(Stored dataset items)
┌──
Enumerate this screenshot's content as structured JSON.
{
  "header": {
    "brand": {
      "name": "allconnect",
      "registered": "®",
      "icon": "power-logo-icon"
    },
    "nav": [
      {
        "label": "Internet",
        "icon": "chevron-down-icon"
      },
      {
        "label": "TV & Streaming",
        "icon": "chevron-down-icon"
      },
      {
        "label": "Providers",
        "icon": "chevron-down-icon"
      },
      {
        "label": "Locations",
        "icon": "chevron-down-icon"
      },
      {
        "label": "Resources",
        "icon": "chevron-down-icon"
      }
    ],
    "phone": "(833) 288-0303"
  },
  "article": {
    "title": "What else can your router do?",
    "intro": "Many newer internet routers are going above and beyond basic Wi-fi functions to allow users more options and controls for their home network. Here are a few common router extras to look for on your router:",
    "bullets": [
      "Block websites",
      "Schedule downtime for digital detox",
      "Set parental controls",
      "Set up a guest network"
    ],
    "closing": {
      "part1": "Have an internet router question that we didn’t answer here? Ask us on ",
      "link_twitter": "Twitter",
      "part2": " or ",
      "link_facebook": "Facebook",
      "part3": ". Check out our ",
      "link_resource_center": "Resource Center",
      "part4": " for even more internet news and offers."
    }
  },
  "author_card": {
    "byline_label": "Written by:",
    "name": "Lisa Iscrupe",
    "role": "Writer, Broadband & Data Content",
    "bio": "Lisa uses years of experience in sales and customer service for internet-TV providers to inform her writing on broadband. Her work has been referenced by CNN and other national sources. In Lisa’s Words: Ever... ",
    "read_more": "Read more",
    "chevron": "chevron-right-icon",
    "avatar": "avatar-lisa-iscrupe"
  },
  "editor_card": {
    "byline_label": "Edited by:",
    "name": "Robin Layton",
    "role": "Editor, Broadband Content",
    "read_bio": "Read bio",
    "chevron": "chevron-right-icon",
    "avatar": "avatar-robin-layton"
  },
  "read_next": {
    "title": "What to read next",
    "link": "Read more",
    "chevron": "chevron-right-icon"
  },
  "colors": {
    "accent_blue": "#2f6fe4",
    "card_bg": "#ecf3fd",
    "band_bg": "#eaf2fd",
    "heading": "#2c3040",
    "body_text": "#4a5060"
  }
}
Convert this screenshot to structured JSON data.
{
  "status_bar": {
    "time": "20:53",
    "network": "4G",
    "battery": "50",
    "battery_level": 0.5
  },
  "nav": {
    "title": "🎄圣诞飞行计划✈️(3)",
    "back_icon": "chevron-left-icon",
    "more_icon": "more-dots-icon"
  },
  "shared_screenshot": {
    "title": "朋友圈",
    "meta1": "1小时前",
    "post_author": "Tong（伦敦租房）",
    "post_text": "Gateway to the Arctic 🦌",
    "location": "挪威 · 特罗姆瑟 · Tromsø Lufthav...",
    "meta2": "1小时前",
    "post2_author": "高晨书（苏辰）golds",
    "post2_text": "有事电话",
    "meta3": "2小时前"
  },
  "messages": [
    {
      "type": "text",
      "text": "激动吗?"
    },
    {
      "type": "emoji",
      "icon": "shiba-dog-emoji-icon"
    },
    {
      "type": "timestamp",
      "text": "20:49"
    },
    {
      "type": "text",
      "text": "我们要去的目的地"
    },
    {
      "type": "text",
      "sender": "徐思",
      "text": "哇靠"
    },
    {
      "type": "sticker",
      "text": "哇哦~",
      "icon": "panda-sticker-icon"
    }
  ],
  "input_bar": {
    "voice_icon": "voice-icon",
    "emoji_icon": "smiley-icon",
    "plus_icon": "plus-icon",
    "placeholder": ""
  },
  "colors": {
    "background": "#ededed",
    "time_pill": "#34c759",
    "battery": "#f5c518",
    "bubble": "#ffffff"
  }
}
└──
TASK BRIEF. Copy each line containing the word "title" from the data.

RESPONSE BOX.
    "title": "What else can your router do?",
    "title": "What to read next",
    "title": "🎄圣诞飞行计划✈️(3)",
    "title": "朋友圈",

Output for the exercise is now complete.